ABOUT THIS TASK — Reproduce all the entries exactly and keep the pictures out.

[GIVEN DATA — start]

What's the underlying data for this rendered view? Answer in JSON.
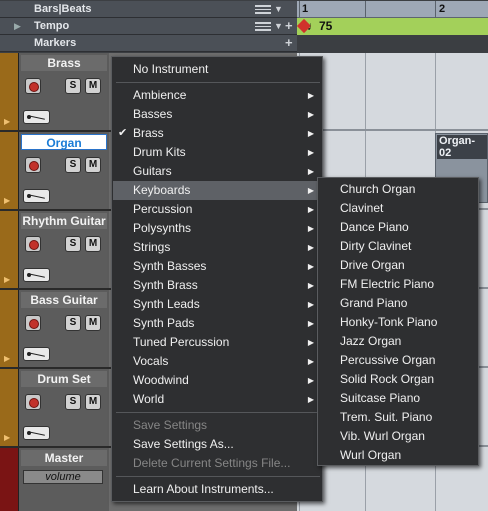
{
  "rulers": {
    "bars_beats": {
      "label": "Bars|Beats",
      "marks": [
        "1",
        "2"
      ]
    },
    "tempo": {
      "label": "Tempo",
      "value": "75"
    },
    "markers": {
      "label": "Markers"
    }
  },
  "tracks": [
    {
      "name": "Brass",
      "solo": "S",
      "mute": "M"
    },
    {
      "name": "Organ",
      "solo": "S",
      "mute": "M"
    },
    {
      "name": "Rhythm Guitar",
      "solo": "S",
      "mute": "M"
    },
    {
      "name": "Bass Guitar",
      "solo": "S",
      "mute": "M"
    },
    {
      "name": "Drum Set",
      "solo": "S",
      "mute": "M"
    },
    {
      "name": "Master",
      "volume": "volume"
    }
  ],
  "region": {
    "name": "Organ-02"
  },
  "menu": {
    "no_instrument": "No Instrument",
    "categories": [
      "Ambience",
      "Basses",
      "Brass",
      "Drum Kits",
      "Guitars",
      "Keyboards",
      "Percussion",
      "Polysynths",
      "Strings",
      "Synth Basses",
      "Synth Brass",
      "Synth Leads",
      "Synth Pads",
      "Tuned Percussion",
      "Vocals",
      "Woodwind",
      "World"
    ],
    "checked": "Brass",
    "highlighted": "Keyboards",
    "save_settings": "Save Settings",
    "save_settings_as": "Save Settings As...",
    "delete_settings": "Delete Current Settings File...",
    "learn": "Learn About Instruments..."
  },
  "submenu": {
    "items": [
      "Church Organ",
      "Clavinet",
      "Dance Piano",
      "Dirty Clavinet",
      "Drive Organ",
      "FM Electric Piano",
      "Grand Piano",
      "Honky-Tonk Piano",
      "Jazz Organ",
      "Percussive Organ",
      "Solid Rock Organ",
      "Suitcase Piano",
      "Trem. Suit. Piano",
      "Vib. Wurl Organ",
      "Wurl Organ"
    ]
  },
  "colors": {
    "menu_bg": "#2e2f31",
    "highlight": "#5e6166",
    "selected_track": "#1b7cd6",
    "tempo_lane": "#a3d05a",
    "record": "#c2312a"
  }
}
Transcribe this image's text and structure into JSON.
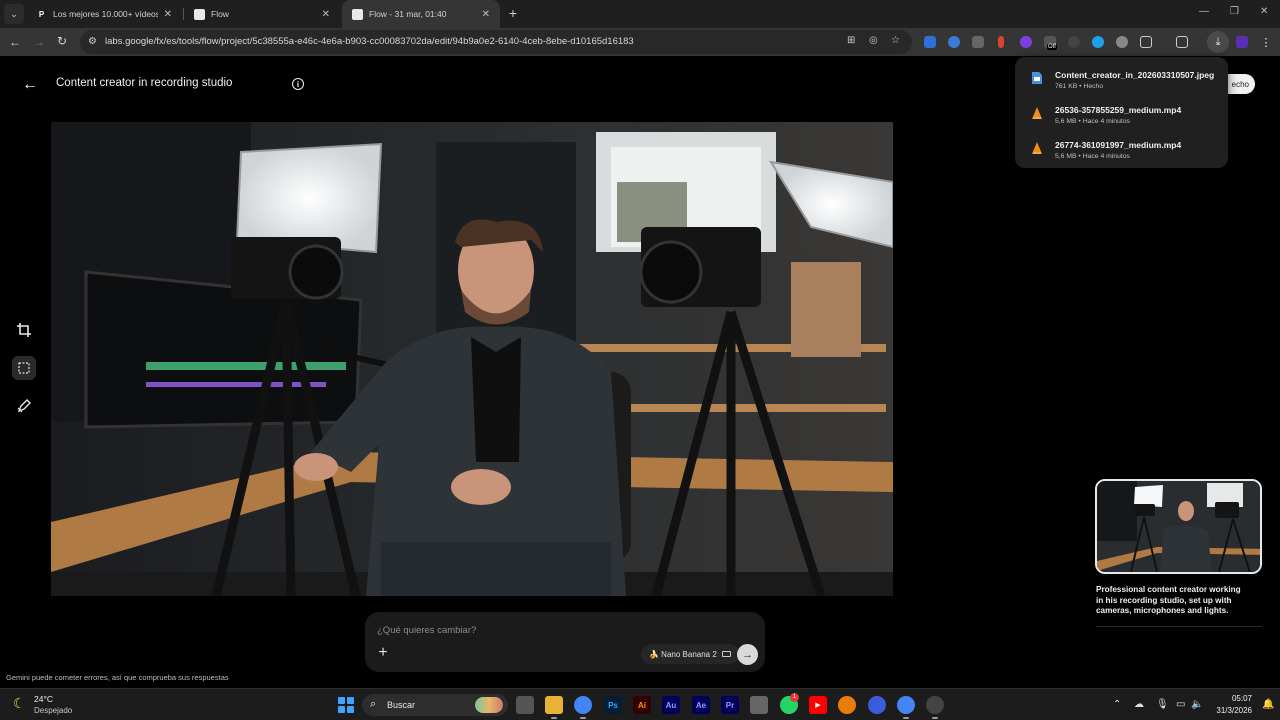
{
  "browser": {
    "tabs": [
      {
        "title": "Los mejores 10.000+ vídeos de",
        "favicon": "pexels-icon",
        "active": false
      },
      {
        "title": "Flow",
        "favicon": "page-icon",
        "active": false
      },
      {
        "title": "Flow - 31 mar, 01:40",
        "favicon": "page-icon",
        "active": true
      }
    ],
    "url": "labs.google/fx/es/tools/flow/project/5c38555a-e46c-4e6a-b903-cc00083702da/edit/94b9a0e2-6140-4ceb-8ebe-d10165d16183",
    "ext_badge": "Off"
  },
  "downloads": {
    "items": [
      {
        "name": "Content_creator_in_202603310507.jpeg",
        "meta": "761 KB • Hecho",
        "type": "image"
      },
      {
        "name": "26536-357855259_medium.mp4",
        "meta": "5,6 MB • Hace 4 minutos",
        "type": "video"
      },
      {
        "name": "26774-361091997_medium.mp4",
        "meta": "5,6 MB • Hace 4 minutos",
        "type": "video"
      }
    ],
    "behind_chip": "echo"
  },
  "app": {
    "title": "Content creator in recording studio",
    "thumbnail_caption": "Professional content creator working in his recording studio, set up with cameras, microphones and lights.",
    "prompt": {
      "placeholder": "¿Qué quieres cambiar?",
      "model_label": "🍌 Nano Banana 2"
    },
    "disclaimer": "Gemini puede cometer errores, así que comprueba sus respuestas"
  },
  "taskbar": {
    "weather_temp": "24°C",
    "weather_desc": "Despejado",
    "search_label": "Buscar",
    "apps": [
      {
        "name": "task-view",
        "label": "",
        "color": "#555555"
      },
      {
        "name": "file-explorer",
        "label": "",
        "color": "#e8b335"
      },
      {
        "name": "chrome",
        "label": "",
        "color": "#4285f4"
      },
      {
        "name": "photoshop",
        "label": "Ps",
        "color": "#001e36"
      },
      {
        "name": "illustrator",
        "label": "Ai",
        "color": "#330000"
      },
      {
        "name": "audition",
        "label": "Au",
        "color": "#00005b"
      },
      {
        "name": "after-effects",
        "label": "Ae",
        "color": "#00005b"
      },
      {
        "name": "premiere",
        "label": "Pr",
        "color": "#00005b"
      },
      {
        "name": "app-generic",
        "label": "",
        "color": "#666666"
      },
      {
        "name": "whatsapp",
        "label": "",
        "color": "#25d366"
      },
      {
        "name": "youtube",
        "label": "▶",
        "color": "#ff0000"
      },
      {
        "name": "blender",
        "label": "",
        "color": "#e87d0d"
      },
      {
        "name": "app-blue",
        "label": "",
        "color": "#3b5bdb"
      },
      {
        "name": "chrome-2",
        "label": "",
        "color": "#4285f4"
      },
      {
        "name": "app-record",
        "label": "",
        "color": "#444444"
      }
    ],
    "whatsapp_badge": "1",
    "time": "05:07",
    "date": "31/3/2026"
  }
}
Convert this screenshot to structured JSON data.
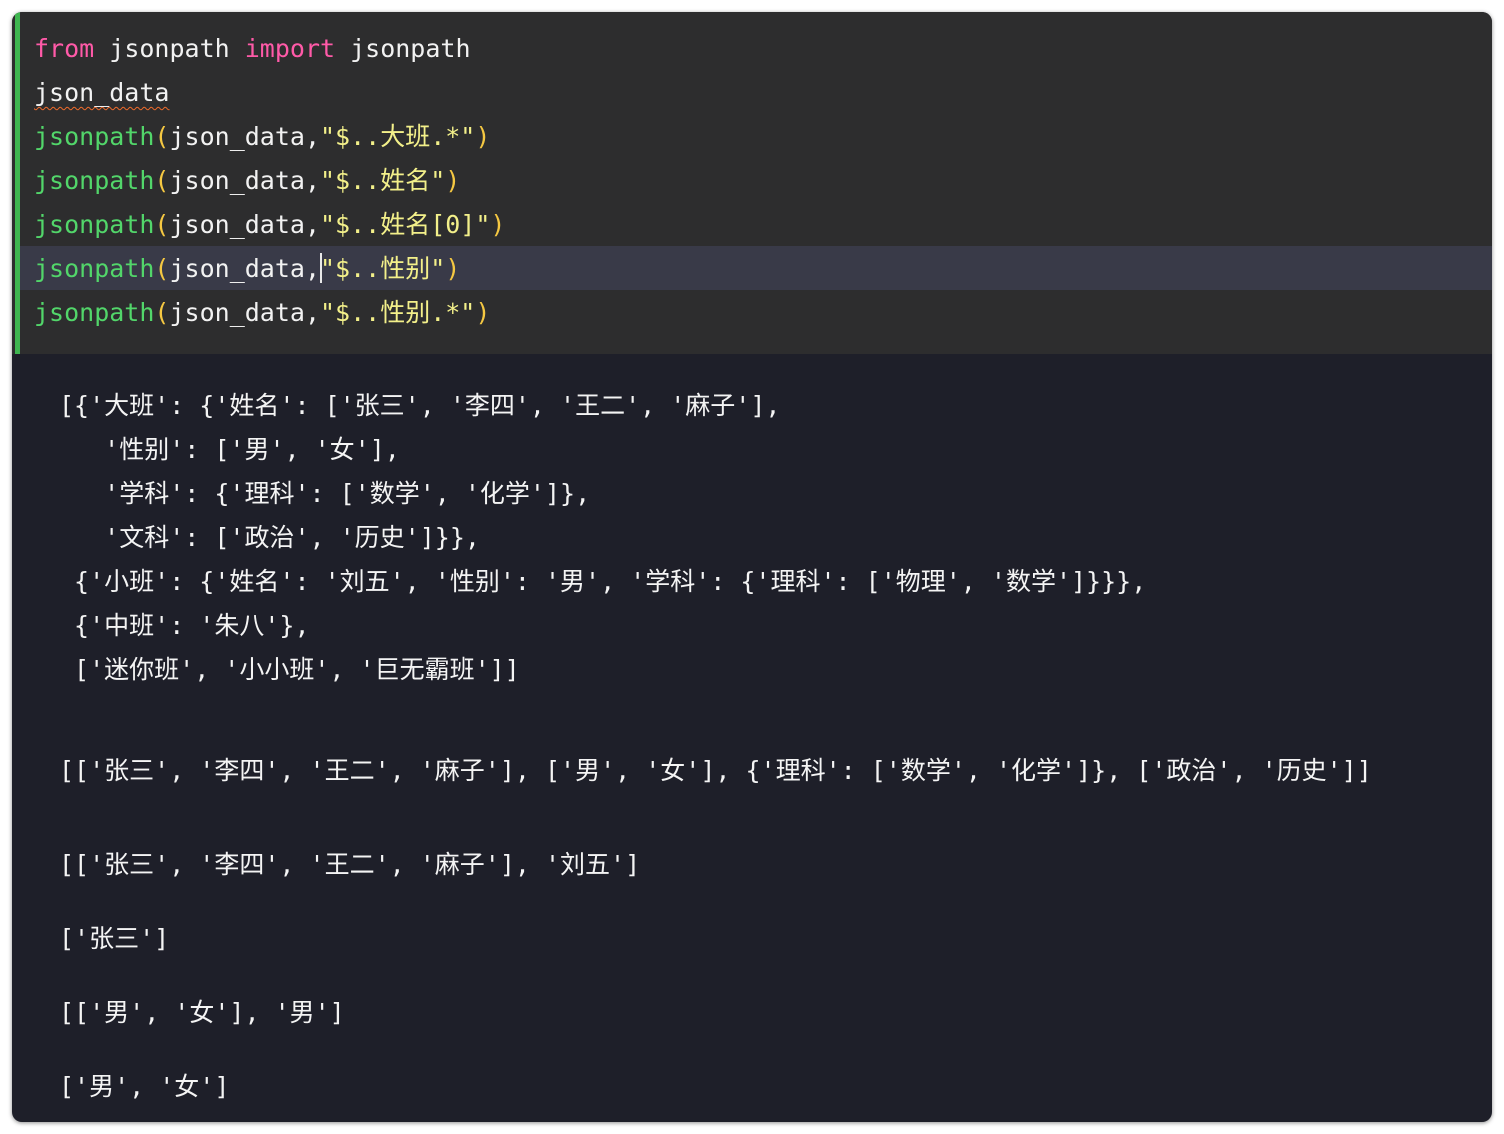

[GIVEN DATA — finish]

SOLUTION BELOW —
What's the underlying data for this rendered view? Answer in JSON.
{
  "rulers": {
    "bars_beats": {
      "label": "Bars|Beats",
      "marks": [
        "1",
        "2"
      ]
    },
    "tempo": {
      "label": "Tempo",
      "value": "75"
    },
    "markers": {
      "label": "Markers"
    }
  },
  "tracks": [
    {
      "name": "Brass",
      "solo": "S",
      "mute": "M"
    },
    {
      "name": "Organ",
      "solo": "S",
      "mute": "M"
    },
    {
      "name": "Rhythm Guitar",
      "solo": "S",
      "mute": "M"
    },
    {
      "name": "Bass Guitar",
      "solo": "S",
      "mute": "M"
    },
    {
      "name": "Drum Set",
      "solo": "S",
      "mute": "M"
    },
    {
      "name": "Master",
      "volume": "volume"
    }
  ],
  "region": {
    "name": "Organ-02"
  },
  "menu": {
    "no_instrument": "No Instrument",
    "categories": [
      "Ambience",
      "Basses",
      "Brass",
      "Drum Kits",
      "Guitars",
      "Keyboards",
      "Percussion",
      "Polysynths",
      "Strings",
      "Synth Basses",
      "Synth Brass",
      "Synth Leads",
      "Synth Pads",
      "Tuned Percussion",
      "Vocals",
      "Woodwind",
      "World"
    ],
    "checked": "Brass",
    "highlighted": "Keyboards",
    "save_settings": "Save Settings",
    "save_settings_as": "Save Settings As...",
    "delete_settings": "Delete Current Settings File...",
    "learn": "Learn About Instruments..."
  },
  "submenu": {
    "items": [
      "Church Organ",
      "Clavinet",
      "Dance Piano",
      "Dirty Clavinet",
      "Drive Organ",
      "FM Electric Piano",
      "Grand Piano",
      "Honky-Tonk Piano",
      "Jazz Organ",
      "Percussive Organ",
      "Solid Rock Organ",
      "Suitcase Piano",
      "Trem. Suit. Piano",
      "Vib. Wurl Organ",
      "Wurl Organ"
    ]
  },
  "colors": {
    "menu_bg": "#2e2f31",
    "highlight": "#5e6166",
    "selected_track": "#1b7cd6",
    "tempo_lane": "#a3d05a",
    "record": "#c2312a"
  }
}
Transcribe this image's text and structure into JSON.
{
  "browser": {
    "tabs": [
      {
        "title": "Los mejores 10.000+ vídeos de",
        "favicon": "pexels-icon",
        "active": false
      },
      {
        "title": "Flow",
        "favicon": "page-icon",
        "active": false
      },
      {
        "title": "Flow - 31 mar, 01:40",
        "favicon": "page-icon",
        "active": true
      }
    ],
    "url": "labs.google/fx/es/tools/flow/project/5c38555a-e46c-4e6a-b903-cc00083702da/edit/94b9a0e2-6140-4ceb-8ebe-d10165d16183",
    "ext_badge": "Off"
  },
  "downloads": {
    "items": [
      {
        "name": "Content_creator_in_202603310507.jpeg",
        "meta": "761 KB • Hecho",
        "type": "image"
      },
      {
        "name": "26536-357855259_medium.mp4",
        "meta": "5,6 MB • Hace 4 minutos",
        "type": "video"
      },
      {
        "name": "26774-361091997_medium.mp4",
        "meta": "5,6 MB • Hace 4 minutos",
        "type": "video"
      }
    ],
    "behind_chip": "echo"
  },
  "app": {
    "title": "Content creator in recording studio",
    "thumbnail_caption": "Professional content creator working in his recording studio, set up with cameras, microphones and lights.",
    "prompt": {
      "placeholder": "¿Qué quieres cambiar?",
      "model_label": "🍌 Nano Banana 2"
    },
    "disclaimer": "Gemini puede cometer errores, así que comprueba sus respuestas"
  },
  "taskbar": {
    "weather_temp": "24°C",
    "weather_desc": "Despejado",
    "search_label": "Buscar",
    "apps": [
      {
        "name": "task-view",
        "label": "",
        "color": "#555555"
      },
      {
        "name": "file-explorer",
        "label": "",
        "color": "#e8b335"
      },
      {
        "name": "chrome",
        "label": "",
        "color": "#4285f4"
      },
      {
        "name": "photoshop",
        "label": "Ps",
        "color": "#001e36"
      },
      {
        "name": "illustrator",
        "label": "Ai",
        "color": "#330000"
      },
      {
        "name": "audition",
        "label": "Au",
        "color": "#00005b"
      },
      {
        "name": "after-effects",
        "label": "Ae",
        "color": "#00005b"
      },
      {
        "name": "premiere",
        "label": "Pr",
        "color": "#00005b"
      },
      {
        "name": "app-generic",
        "label": "",
        "color": "#666666"
      },
      {
        "name": "whatsapp",
        "label": "",
        "color": "#25d366"
      },
      {
        "name": "youtube",
        "label": "▶",
        "color": "#ff0000"
      },
      {
        "name": "blender",
        "label": "",
        "color": "#e87d0d"
      },
      {
        "name": "app-blue",
        "label": "",
        "color": "#3b5bdb"
      },
      {
        "name": "chrome-2",
        "label": "",
        "color": "#4285f4"
      },
      {
        "name": "app-record",
        "label": "",
        "color": "#444444"
      }
    ],
    "whatsapp_badge": "1",
    "time": "05:07",
    "date": "31/3/2026"
  }
}
Convert this screenshot to structured JSON data.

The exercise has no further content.